chief-of-staff's recommendations for promotion to the rank of
major-general, the state comptroller investigated how well informed they
were about the candidates in order to fulfill this responsibility. His
conclusion was that they lacked independent means to assess the
qualifications of the various candidates.
Furthermore, the discussions between the defense minister and the
chief-of-staff leading to such promotions are not transparent or
documented. From interviews with the chief of staff and minister of
defense and their predecessors, Lindenstraus learned that some opposed
the move of recording these discussions while others supported it. He
himself concluded that the documentation was "essential."
In the first half of the report, Lindenstraus examined the procedures
for appointing lieutenant-colonels, colonels and brigadier-generals.
Here he found that there was a structured procedure and defined criteria
for making these appointments and that since the Second Lebanon War,
under the command of Ashkenazi, the army's adherence to these
arrangements had improved.
Nevertheless, the state comptroller found many occasions in which the
written procedures were ignored. For example, the minimum amount of time
that a lieutenant-colonel must serve at that rank before being
considered for promotion is 24 months, according to the regulations.
Nevertheless, the state comptroller found that 63 percent of those
promoted to colonel did not complete the full minimum amount at the
The state comptroller also found that many officers did not fulfill some
of the requirements of the jobs and ranks they were given. For example,
24 percent of the candidates considered to fill positions at the rank
of lieutenant-colonel did not fulfill the requirements of education or
military experience. Eight of them were promoted nonetheless.
While acknowledging that the structure of the appointment procedure for
the senior ranks below major-generals existed and that the observance of
this structure had improved after the Second Lebanon War, the state
comptroller concluded that "the results of the investigation point to

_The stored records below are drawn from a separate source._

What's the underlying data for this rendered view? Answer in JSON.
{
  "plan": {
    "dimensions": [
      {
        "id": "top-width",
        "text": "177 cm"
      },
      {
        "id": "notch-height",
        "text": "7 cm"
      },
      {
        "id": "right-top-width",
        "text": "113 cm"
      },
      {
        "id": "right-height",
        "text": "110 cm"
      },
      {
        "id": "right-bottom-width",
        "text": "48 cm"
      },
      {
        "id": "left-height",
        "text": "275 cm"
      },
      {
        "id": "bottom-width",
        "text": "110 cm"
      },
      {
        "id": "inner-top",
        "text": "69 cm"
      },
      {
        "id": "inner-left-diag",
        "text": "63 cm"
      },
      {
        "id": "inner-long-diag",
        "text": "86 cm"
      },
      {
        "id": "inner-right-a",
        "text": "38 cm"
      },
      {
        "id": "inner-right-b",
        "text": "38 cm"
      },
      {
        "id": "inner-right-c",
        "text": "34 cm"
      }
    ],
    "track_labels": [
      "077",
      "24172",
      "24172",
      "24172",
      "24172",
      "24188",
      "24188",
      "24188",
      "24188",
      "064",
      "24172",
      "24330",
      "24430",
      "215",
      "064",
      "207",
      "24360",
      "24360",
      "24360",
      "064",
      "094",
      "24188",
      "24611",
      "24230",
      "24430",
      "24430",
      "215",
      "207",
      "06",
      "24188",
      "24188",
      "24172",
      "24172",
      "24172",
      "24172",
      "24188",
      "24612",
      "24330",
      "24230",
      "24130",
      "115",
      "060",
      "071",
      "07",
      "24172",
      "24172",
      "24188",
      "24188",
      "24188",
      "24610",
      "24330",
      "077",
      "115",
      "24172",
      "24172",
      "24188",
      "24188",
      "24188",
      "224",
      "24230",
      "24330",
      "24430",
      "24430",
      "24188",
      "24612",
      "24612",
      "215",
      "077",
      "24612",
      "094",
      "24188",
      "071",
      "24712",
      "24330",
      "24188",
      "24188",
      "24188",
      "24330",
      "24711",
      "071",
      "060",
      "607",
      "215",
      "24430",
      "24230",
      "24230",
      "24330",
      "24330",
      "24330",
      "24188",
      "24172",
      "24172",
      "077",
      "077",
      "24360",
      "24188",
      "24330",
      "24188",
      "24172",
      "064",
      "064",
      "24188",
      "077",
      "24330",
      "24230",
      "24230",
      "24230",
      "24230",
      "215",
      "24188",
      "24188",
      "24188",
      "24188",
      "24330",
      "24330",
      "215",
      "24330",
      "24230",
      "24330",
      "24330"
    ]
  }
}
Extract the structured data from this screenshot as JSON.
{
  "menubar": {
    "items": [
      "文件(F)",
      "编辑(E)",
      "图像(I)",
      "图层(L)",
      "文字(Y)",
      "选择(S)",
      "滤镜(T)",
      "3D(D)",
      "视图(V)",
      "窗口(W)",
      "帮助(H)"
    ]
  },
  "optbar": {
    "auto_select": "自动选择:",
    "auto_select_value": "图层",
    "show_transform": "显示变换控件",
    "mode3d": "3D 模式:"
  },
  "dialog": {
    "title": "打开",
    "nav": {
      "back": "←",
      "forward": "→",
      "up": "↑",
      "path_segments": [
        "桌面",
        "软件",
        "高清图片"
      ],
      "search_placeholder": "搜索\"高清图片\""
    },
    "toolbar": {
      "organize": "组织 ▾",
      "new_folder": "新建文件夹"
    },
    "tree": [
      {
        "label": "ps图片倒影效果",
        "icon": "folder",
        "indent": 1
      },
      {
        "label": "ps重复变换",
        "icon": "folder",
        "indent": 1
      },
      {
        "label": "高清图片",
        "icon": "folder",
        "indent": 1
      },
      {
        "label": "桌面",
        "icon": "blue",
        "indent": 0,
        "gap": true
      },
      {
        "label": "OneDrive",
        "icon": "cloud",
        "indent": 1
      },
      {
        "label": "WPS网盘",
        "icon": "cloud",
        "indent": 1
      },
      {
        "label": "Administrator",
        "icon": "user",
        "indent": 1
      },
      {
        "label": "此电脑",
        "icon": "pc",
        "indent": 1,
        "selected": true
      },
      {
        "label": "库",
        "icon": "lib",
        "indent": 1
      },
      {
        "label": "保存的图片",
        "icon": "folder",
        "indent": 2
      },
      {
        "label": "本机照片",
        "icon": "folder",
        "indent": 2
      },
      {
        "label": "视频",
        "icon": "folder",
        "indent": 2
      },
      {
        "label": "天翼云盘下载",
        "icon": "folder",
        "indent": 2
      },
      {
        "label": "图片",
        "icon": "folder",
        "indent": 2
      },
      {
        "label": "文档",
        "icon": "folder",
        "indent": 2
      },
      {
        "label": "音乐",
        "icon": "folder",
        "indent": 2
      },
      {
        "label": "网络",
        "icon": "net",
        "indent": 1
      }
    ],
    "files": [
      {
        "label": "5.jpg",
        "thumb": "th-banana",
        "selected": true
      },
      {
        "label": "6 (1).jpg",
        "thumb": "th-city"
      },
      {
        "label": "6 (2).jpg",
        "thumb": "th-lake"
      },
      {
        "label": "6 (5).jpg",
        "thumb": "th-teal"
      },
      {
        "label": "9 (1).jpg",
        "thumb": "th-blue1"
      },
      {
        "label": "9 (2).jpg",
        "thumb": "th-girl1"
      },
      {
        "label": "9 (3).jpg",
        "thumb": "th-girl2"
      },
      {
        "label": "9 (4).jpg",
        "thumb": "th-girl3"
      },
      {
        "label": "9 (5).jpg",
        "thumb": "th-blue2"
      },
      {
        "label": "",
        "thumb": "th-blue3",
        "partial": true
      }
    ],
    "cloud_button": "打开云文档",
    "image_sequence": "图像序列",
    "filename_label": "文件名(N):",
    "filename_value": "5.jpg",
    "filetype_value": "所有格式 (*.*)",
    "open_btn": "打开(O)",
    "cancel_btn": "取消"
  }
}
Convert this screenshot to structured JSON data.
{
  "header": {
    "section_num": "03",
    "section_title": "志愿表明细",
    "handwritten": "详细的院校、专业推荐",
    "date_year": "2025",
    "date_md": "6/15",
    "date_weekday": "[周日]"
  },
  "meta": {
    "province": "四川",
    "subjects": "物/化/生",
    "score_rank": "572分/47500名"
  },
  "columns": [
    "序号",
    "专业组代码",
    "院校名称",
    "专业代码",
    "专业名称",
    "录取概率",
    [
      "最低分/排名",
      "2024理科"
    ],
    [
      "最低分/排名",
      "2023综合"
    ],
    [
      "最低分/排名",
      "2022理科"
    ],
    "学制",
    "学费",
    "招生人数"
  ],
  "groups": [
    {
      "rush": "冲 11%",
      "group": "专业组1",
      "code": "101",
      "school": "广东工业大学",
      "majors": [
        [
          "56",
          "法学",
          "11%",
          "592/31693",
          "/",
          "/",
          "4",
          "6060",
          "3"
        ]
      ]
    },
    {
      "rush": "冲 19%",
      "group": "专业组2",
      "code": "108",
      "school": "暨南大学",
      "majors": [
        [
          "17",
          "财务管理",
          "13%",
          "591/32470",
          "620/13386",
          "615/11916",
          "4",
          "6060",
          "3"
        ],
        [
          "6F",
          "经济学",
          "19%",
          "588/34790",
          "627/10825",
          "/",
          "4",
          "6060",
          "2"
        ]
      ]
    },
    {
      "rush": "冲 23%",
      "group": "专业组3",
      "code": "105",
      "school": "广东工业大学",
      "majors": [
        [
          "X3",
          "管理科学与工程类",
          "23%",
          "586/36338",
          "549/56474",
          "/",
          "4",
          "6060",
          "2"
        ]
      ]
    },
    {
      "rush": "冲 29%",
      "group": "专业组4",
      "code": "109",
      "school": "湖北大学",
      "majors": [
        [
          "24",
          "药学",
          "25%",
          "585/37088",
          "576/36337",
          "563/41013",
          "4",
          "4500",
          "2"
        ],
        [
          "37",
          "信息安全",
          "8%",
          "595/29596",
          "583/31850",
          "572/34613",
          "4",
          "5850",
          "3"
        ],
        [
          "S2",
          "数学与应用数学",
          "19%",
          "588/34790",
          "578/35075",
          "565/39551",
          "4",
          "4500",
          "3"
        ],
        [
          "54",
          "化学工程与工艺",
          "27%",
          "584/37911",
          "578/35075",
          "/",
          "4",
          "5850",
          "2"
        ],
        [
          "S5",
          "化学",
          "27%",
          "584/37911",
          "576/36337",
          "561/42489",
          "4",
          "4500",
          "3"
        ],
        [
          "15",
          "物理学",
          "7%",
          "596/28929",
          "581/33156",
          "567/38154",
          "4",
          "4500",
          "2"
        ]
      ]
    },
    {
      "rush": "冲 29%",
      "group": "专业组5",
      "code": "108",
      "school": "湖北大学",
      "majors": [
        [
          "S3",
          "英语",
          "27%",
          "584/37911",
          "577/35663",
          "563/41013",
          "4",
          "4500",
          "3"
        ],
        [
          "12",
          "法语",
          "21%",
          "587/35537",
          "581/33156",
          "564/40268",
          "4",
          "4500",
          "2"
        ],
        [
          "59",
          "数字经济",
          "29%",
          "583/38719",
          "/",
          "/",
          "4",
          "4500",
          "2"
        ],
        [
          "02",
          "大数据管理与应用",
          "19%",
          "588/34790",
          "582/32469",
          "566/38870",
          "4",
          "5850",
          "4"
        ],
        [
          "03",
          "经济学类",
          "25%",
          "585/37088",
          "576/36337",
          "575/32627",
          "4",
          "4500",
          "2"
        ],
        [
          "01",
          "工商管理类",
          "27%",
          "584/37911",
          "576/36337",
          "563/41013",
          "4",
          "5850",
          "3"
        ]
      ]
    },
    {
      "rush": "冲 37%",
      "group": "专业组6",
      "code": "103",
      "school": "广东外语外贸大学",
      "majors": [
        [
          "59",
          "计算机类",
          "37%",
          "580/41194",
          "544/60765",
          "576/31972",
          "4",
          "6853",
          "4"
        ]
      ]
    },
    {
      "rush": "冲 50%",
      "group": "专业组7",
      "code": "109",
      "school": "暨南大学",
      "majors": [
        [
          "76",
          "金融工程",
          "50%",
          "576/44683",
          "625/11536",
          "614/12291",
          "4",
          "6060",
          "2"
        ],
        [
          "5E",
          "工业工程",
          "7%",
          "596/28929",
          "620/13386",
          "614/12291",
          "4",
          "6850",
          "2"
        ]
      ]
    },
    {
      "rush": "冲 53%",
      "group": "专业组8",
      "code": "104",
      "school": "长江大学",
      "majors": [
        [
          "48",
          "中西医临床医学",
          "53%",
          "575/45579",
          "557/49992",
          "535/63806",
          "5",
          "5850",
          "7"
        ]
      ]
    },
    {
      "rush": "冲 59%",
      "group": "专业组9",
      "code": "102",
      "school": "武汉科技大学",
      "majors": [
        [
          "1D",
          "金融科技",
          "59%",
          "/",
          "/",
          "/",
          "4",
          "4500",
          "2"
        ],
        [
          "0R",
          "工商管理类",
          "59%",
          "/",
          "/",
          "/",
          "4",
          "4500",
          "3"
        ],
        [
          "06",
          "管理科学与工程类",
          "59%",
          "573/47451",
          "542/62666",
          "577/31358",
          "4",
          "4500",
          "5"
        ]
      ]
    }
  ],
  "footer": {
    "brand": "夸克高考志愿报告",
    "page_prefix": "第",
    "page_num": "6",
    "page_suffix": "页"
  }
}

failure to observe some of the criteria established by the IDF as a
condition for receiving appointments…This situation does not jibe with
the aim of appointing officers who have the necessary experience and
know-how to satisfactorily carry out their tasks. The IDF must make
certain that the development of the officer staff, and the
characteristics of service, allow it to meet the criteria established as
a condition for appointment to these jobs."
In its response to the report, the IDF spokesman said most of the state
comptroller's comments on the appointments of senior officers were based
on the findings of his initial investigation in 2007. Since then, the
army had begun preparing a "project for the promotion of the officer
staff" in which all of general staff orders were being updated including
those related to the promotion and training of the senior officer
staff. The state comptroller's comments from the initial investigation
had been taken into account in this work, the IDF spokesman said.
The spokesman also replied to the state comptroller's specific criticism
that officers were promoted even though some had not completed the
minimal time in their previous rank. He said the army had amended this
regulation to specifically permit the premature advancement of veteran
and experienced officers who met all the other criteria for advancement.
Regarding the state comptroller's criticism of the lack of fixed
criteria for promoting officers to the rank of lieutenant-general, the
spokesman wrote, "The IDF intends to formally establish certain
parameters including age, training, number of positions held, higher
education degrees and personal profile. The regulation will be presented
to the minister of defense for his comments."